  • Storm Bear Williams

    I think we would still have had a Jobs without Ritchie, but we would all still be using ProDOS. Without Woz and Ritchie, we would all be living in a fruit orchard near Ukiah. 😉

  • CFWhitman

    It’s true that Jobs is much more well known and recognized than Ritchie. The inventor is not as well known as the businessman. That’s par for the course. This seems to nearly always be the case. People who develop others’ inventions into marketable products get recognition. Often they get recognition as an inventor. That part of it annoys me (not that they get recognition, just the inaccuracy of the recognition).

    It would be nice if people realized that Jobs’s strength was in design and marketing rather than technology, but that’s not the way it is. In large part, it’s the marketing that seems to be to blame. Whoever first markets a product successfully gets credit for that product regardless of the fact that they almost never were the inventor.

  • Yeah I can’t remember when apple release swift there were people asking where would apple be without gcc or llvm. I think this is not just in the history of computing that this happens. While at UCLA I took a course about the real Adam Smith I heard my professor George Murphy call something a rational reconstruction to rewrite history to come with the view. Even in pure history class es I have heard that John Locke’s ideas have been overblown in the enlightment in that day. It seems this is taking place in Computing similar to how things have been rewritten in Economics to get with the ideas of the day.

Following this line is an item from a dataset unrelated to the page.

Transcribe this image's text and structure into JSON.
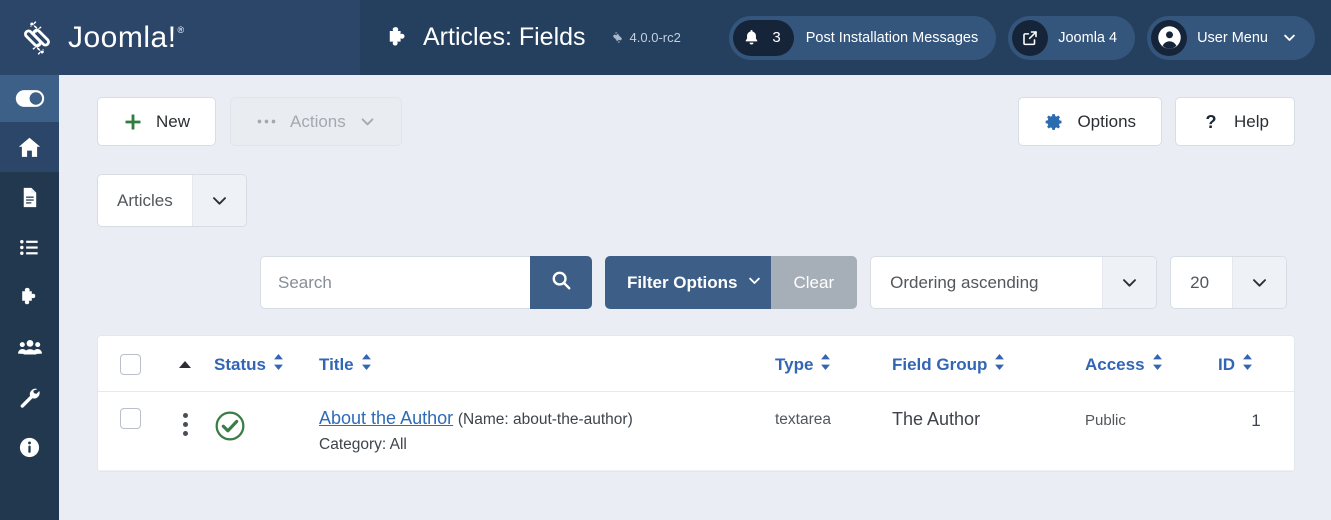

  • tracyanne

    I wrote a very long and thoughtful response to Larry, but the system seems have eaten it.